Actually it is exponential to wind because as you change the path of the bullet you are changing the distance.
Imagine shooting into a wind so strong you had to aim 45 degrees off line of sight to get your bullet to the target, as you can see, the bullet now has to travel a much longer path and it would in a no wind condition. As the bullet path distance increases, corrections have to get larger and larger for each correction, something you would expect from an exponential (or trigonometric) function.
For small wind values, 20mph or less, obviously a linear approximation is accurate enough.
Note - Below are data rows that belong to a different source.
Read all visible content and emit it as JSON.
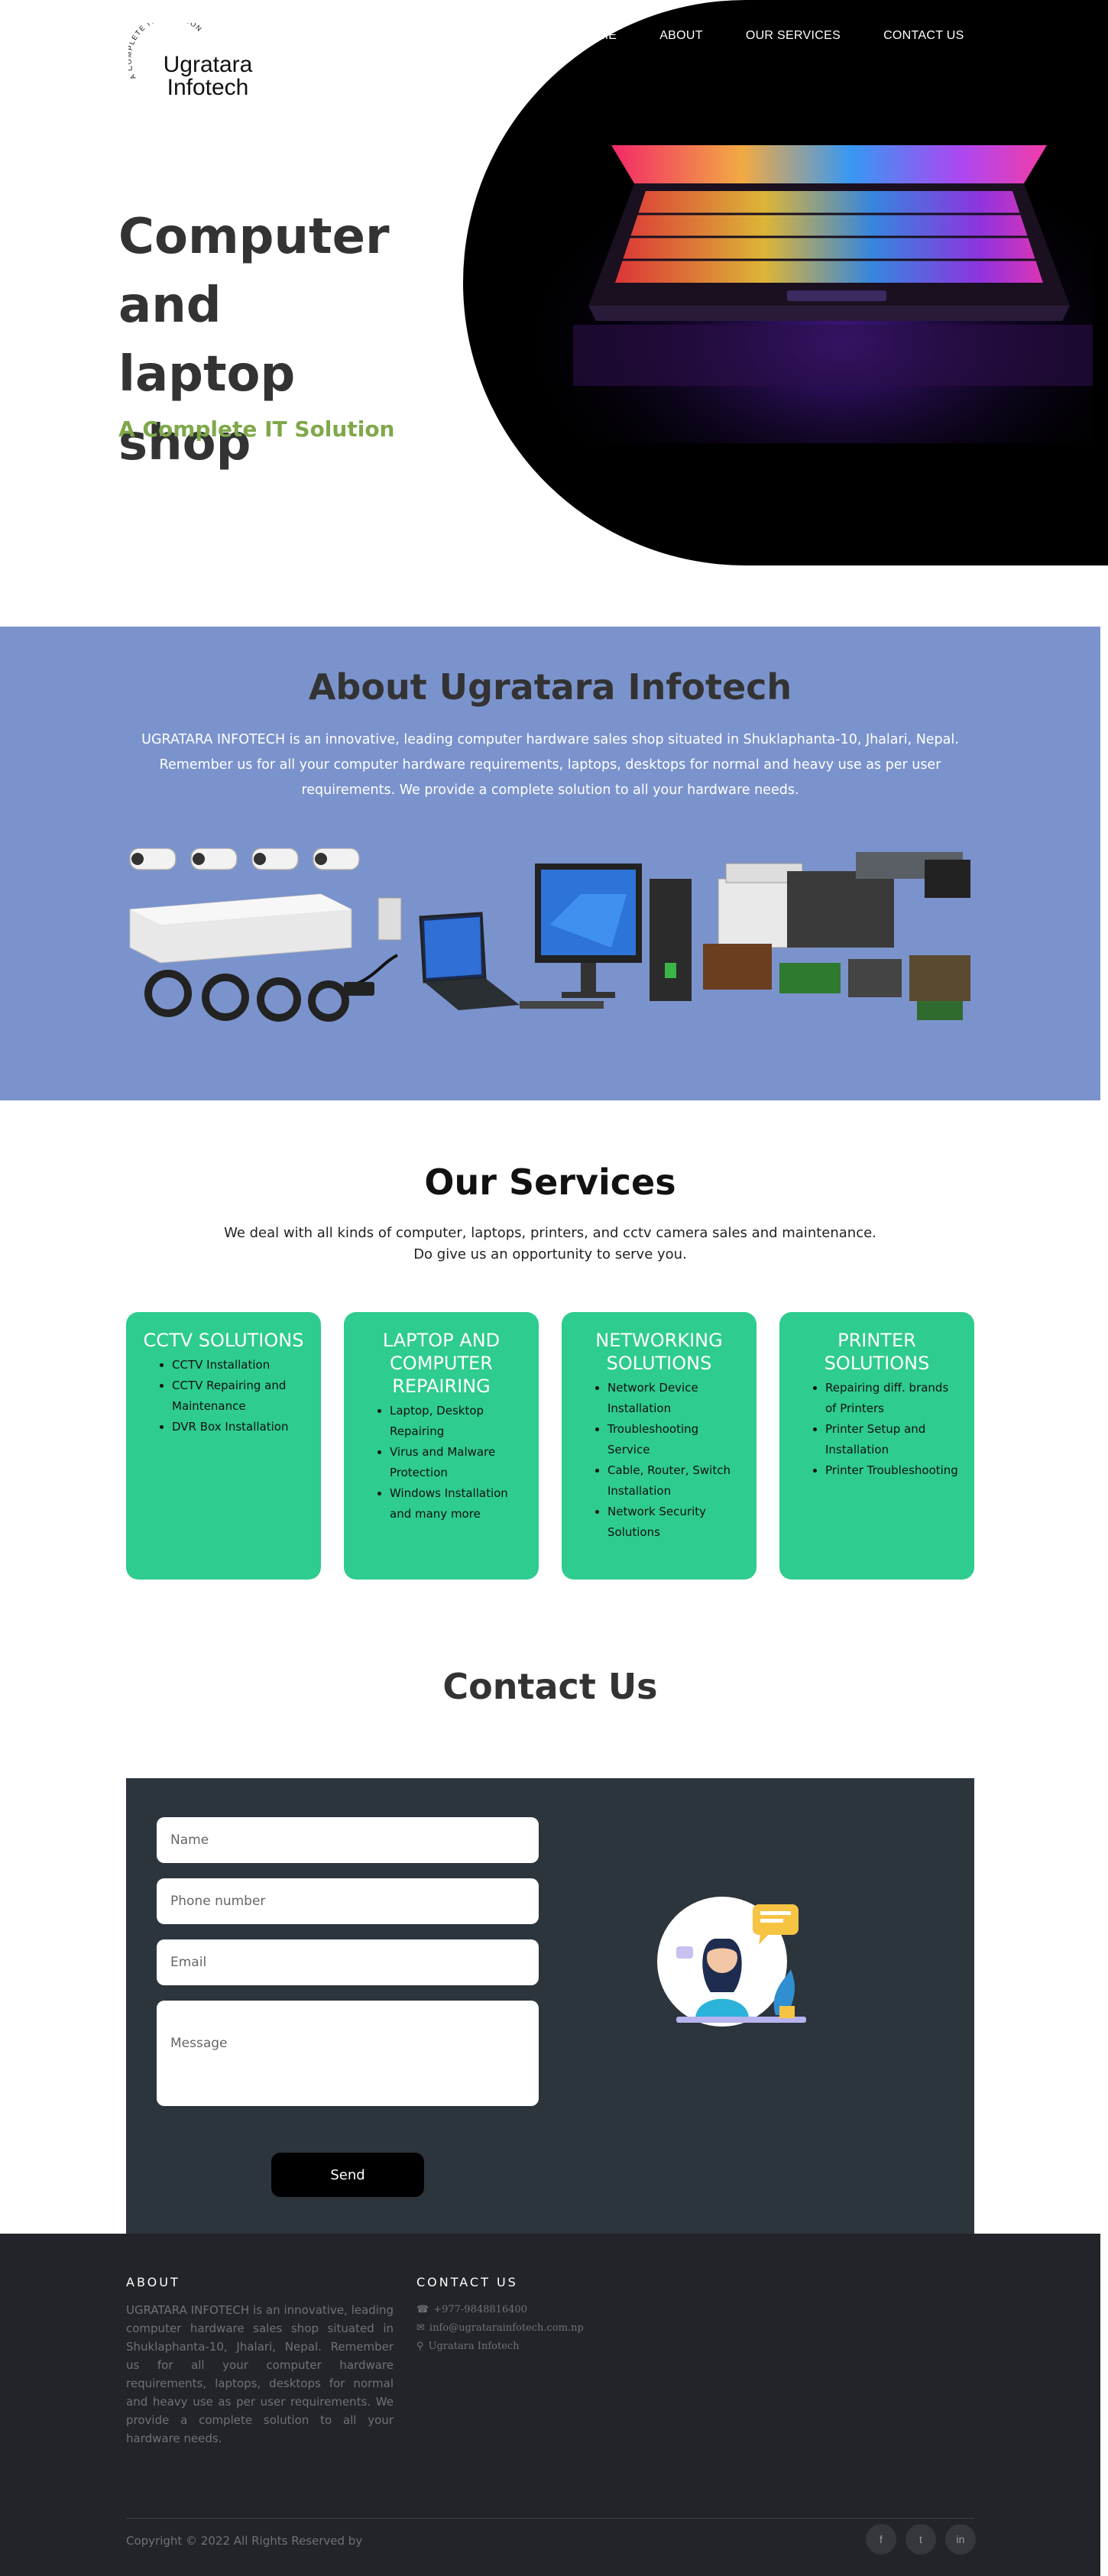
{
  "header": {
    "logo_arc_text": "A COMPLETE IT SOLUTION",
    "logo_line1": "Ugratara",
    "logo_line2": "Infotech",
    "nav": [
      "HOME",
      "ABOUT",
      "OUR SERVICES",
      "CONTACT US"
    ]
  },
  "hero": {
    "title_line1": "Computer",
    "title_line2": "and",
    "title_line3": "laptop shop",
    "subtitle": "A Complete IT Solution"
  },
  "about": {
    "title": "About Ugratara Infotech",
    "text": "UGRATARA INFOTECH is an innovative, leading computer hardware sales shop situated in Shuklaphanta-10, Jhalari, Nepal. Remember us for all your computer hardware requirements, laptops, desktops for normal and heavy use as per user requirements. We provide a complete solution to all your hardware needs."
  },
  "services": {
    "title": "Our Services",
    "text_line1": "We deal with all kinds of computer, laptops, printers, and cctv camera sales and maintenance.",
    "text_line2": "Do give us an opportunity to serve you.",
    "cards": [
      {
        "title": "CCTV SOLUTIONS",
        "items": [
          "CCTV Installation",
          "CCTV Repairing and Maintenance",
          "DVR Box Installation"
        ]
      },
      {
        "title": "LAPTOP AND COMPUTER REPAIRING",
        "items": [
          "Laptop, Desktop Repairing",
          "Virus and Malware Protection",
          "Windows Installation and many more"
        ]
      },
      {
        "title": "NETWORKING SOLUTIONS",
        "items": [
          "Network Device Installation",
          "Troubleshooting Service",
          "Cable, Router, Switch Installation",
          "Network Security Solutions"
        ]
      },
      {
        "title": "PRINTER SOLUTIONS",
        "items": [
          "Repairing diff. brands of Printers",
          "Printer Setup and Installation",
          "Printer Troubleshooting"
        ]
      }
    ]
  },
  "contact": {
    "title": "Contact Us",
    "name_placeholder": "Name",
    "phone_placeholder": "Phone number",
    "email_placeholder": "Email",
    "message_placeholder": "Message",
    "send_label": "Send"
  },
  "footer": {
    "about_heading": "ABOUT",
    "about_text": "UGRATARA INFOTECH is an innovative, leading computer hardware sales shop situated in Shuklaphanta-10, Jhalari, Nepal. Remember us for all your computer hardware requirements, laptops, desktops for normal and heavy use as per user requirements. We provide a complete solution to all your hardware needs.",
    "contact_heading": "CONTACT US",
    "phone": "+977-9848816400",
    "email": "info@ugratarainfotech.com.np",
    "location": "Ugratara Infotech",
    "copyright": "Copyright © 2022 All Rights Reserved by",
    "socials": [
      "f",
      "t",
      "in"
    ]
  },
  "colors": {
    "about_bg": "#7b93cc",
    "card_green": "#2ecc8e",
    "subtitle_green": "#7fa84a",
    "contact_bg": "#2c343c",
    "footer_bg": "#232429"
  }
}
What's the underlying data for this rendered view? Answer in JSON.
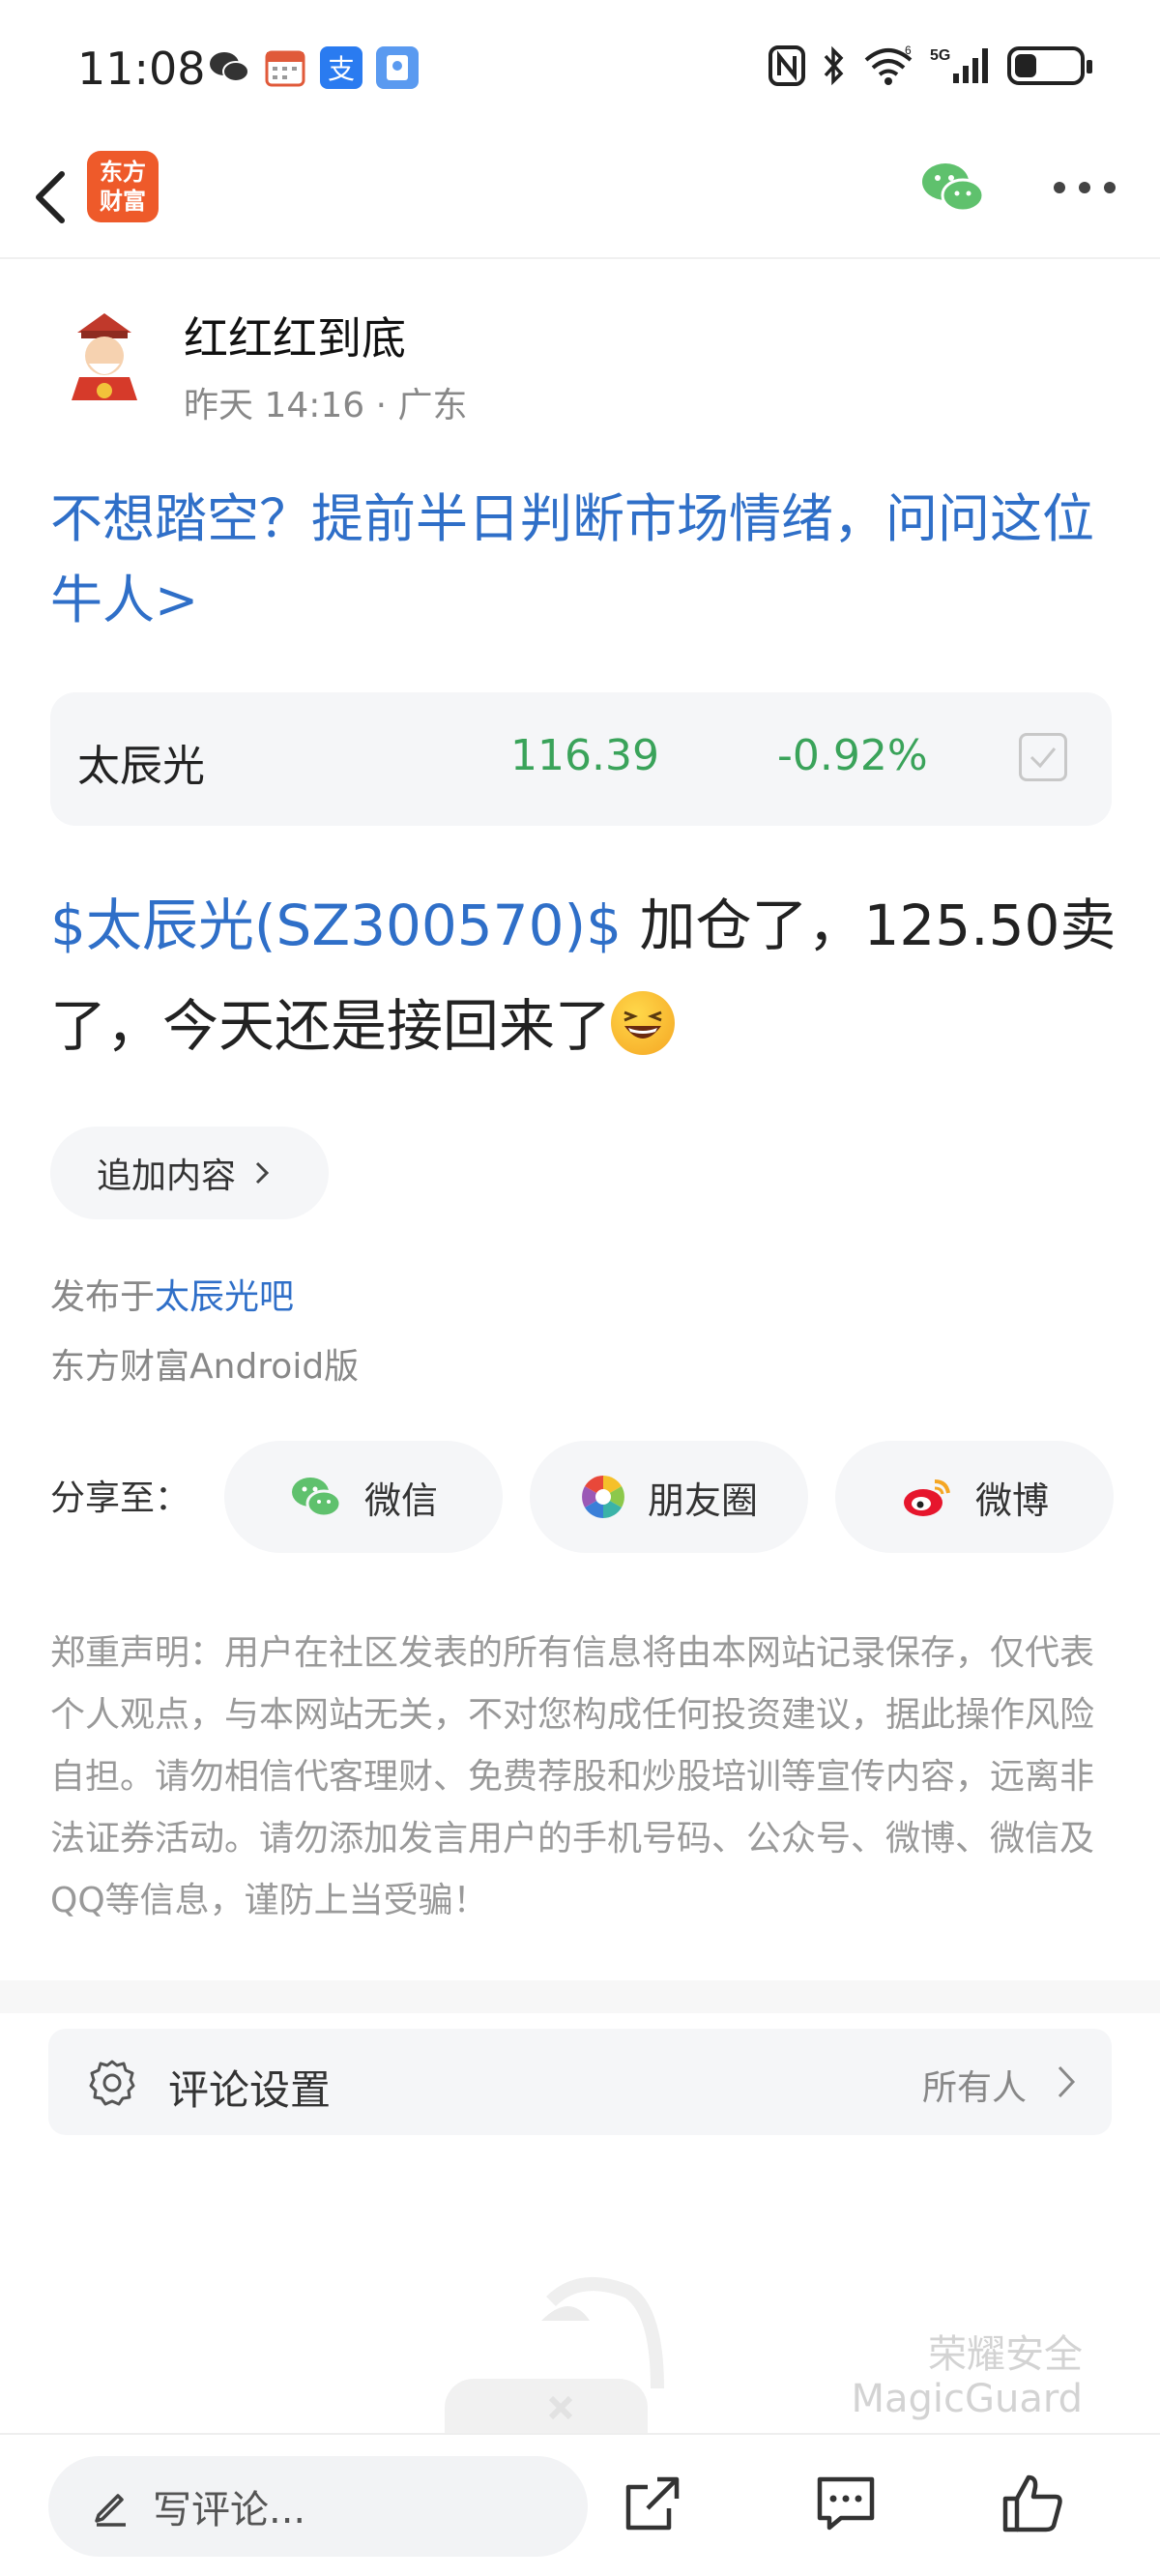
{
  "status_bar": {
    "time": "11:08",
    "network": "5G",
    "wifi_badge": "6",
    "battery_level": 0.35
  },
  "nav": {
    "logo_text_line1": "东方",
    "logo_text_line2": "财富"
  },
  "author": {
    "name": "红红红到底",
    "meta": "昨天 14:16 · 广东"
  },
  "promo_link": "不想踏空？提前半日判断市场情绪，问问这位牛人>",
  "stock": {
    "name": "太辰光",
    "price": "116.39",
    "change": "-0.92%"
  },
  "post": {
    "tag": "$太辰光(SZ300570)$",
    "text_after_tag": " 加仓了，125.50卖了，今天还是接回来了"
  },
  "add_content_label": "追加内容",
  "published": {
    "prefix": "发布于",
    "bar_name": "太辰光吧",
    "client": "东方财富Android版"
  },
  "share": {
    "label": "分享至：",
    "targets": [
      {
        "label": "微信",
        "icon": "wechat-icon"
      },
      {
        "label": "朋友圈",
        "icon": "moments-icon"
      },
      {
        "label": "微博",
        "icon": "weibo-icon"
      }
    ]
  },
  "disclaimer": "郑重声明：用户在社区发表的所有信息将由本网站记录保存，仅代表个人观点，与本网站无关，不对您构成任何投资建议，据此操作风险自担。请勿相信代客理财、免费荐股和炒股培训等宣传内容，远离非法证券活动。请勿添加发言用户的手机号码、公众号、微博、微信及QQ等信息，谨防上当受骗！",
  "comment_settings": {
    "label": "评论设置",
    "value": "所有人"
  },
  "watermark": {
    "line1": "荣耀安全",
    "line2": "MagicGuard"
  },
  "bottom_bar": {
    "comment_placeholder": "写评论..."
  },
  "colors": {
    "link_blue": "#2f6fc8",
    "down_green": "#3aa35a",
    "brand_orange": "#ee5a2a"
  }
}
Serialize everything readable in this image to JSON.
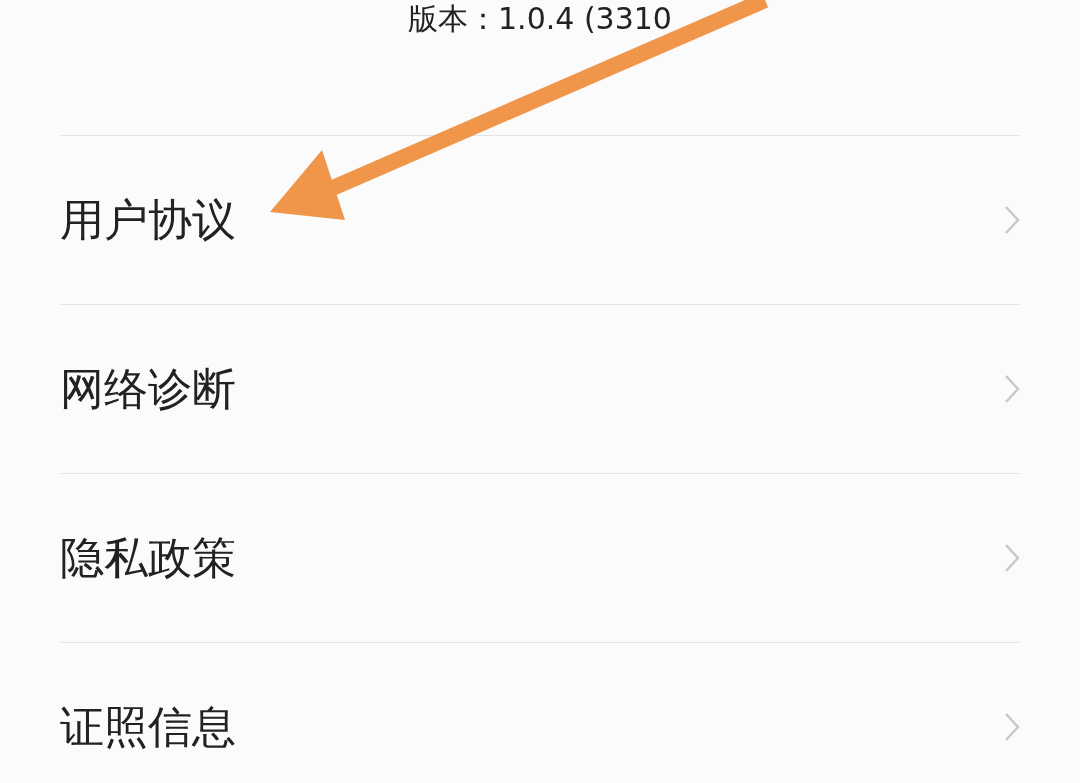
{
  "version_label": "版本：1.0.4 (3310",
  "menu_items": [
    {
      "label": "用户协议"
    },
    {
      "label": "网络诊断"
    },
    {
      "label": "隐私政策"
    },
    {
      "label": "证照信息"
    }
  ]
}
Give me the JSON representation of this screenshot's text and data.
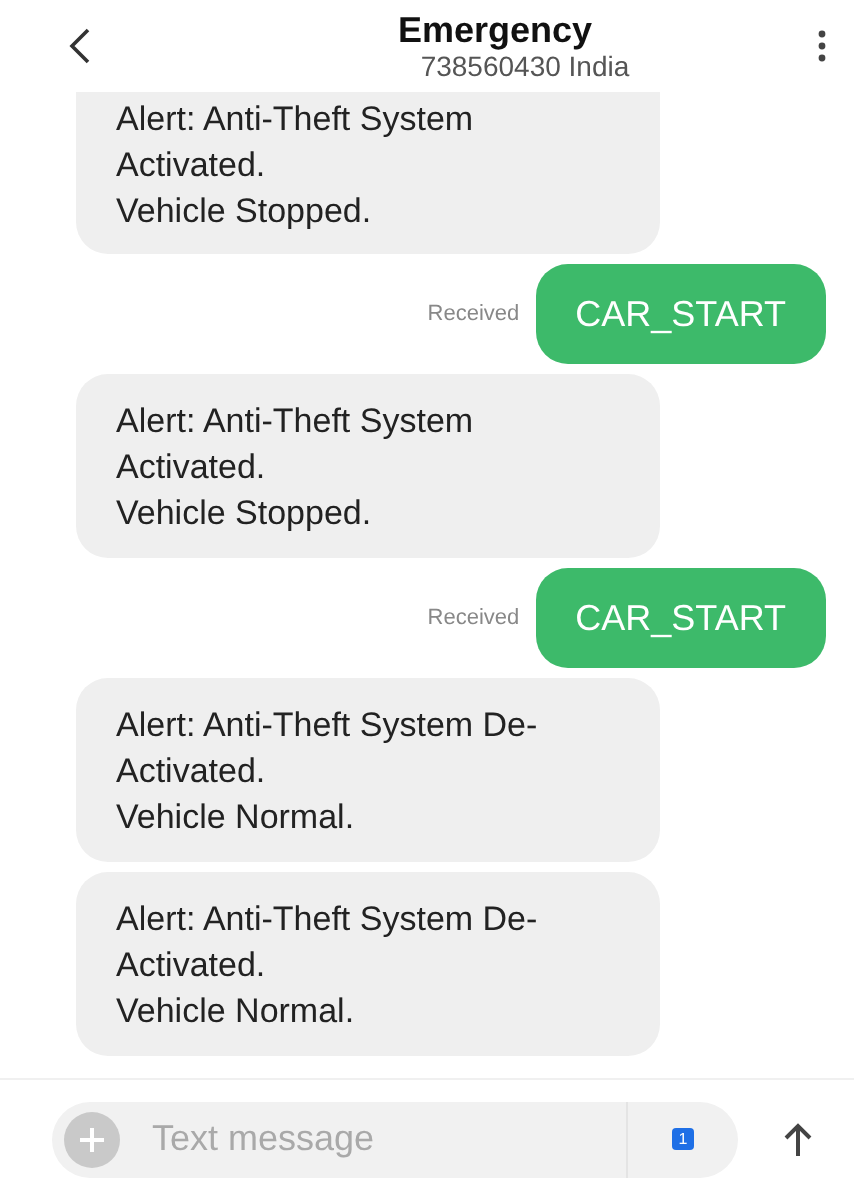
{
  "header": {
    "title": "Emergency",
    "subtitle": "738560430 India"
  },
  "messages": [
    {
      "kind": "incoming",
      "cut": true,
      "lines": [
        "Alert: Anti-Theft System",
        "Activated.",
        "Vehicle Stopped."
      ]
    },
    {
      "kind": "outgoing",
      "status": "Received",
      "lines": [
        "CAR_START"
      ]
    },
    {
      "kind": "incoming",
      "cut": false,
      "lines": [
        "Alert: Anti-Theft System",
        "Activated.",
        "Vehicle Stopped."
      ]
    },
    {
      "kind": "outgoing",
      "status": "Received",
      "lines": [
        "CAR_START"
      ]
    },
    {
      "kind": "incoming",
      "cut": false,
      "lines": [
        "Alert: Anti-Theft System De-",
        "Activated.",
        "Vehicle Normal."
      ]
    },
    {
      "kind": "incoming",
      "cut": false,
      "lines": [
        "Alert: Anti-Theft System De-",
        "Activated.",
        "Vehicle Normal."
      ]
    }
  ],
  "composer": {
    "placeholder": "Text message",
    "sim": "1"
  }
}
But don't confuse a linear approximation of an exponential for linearity.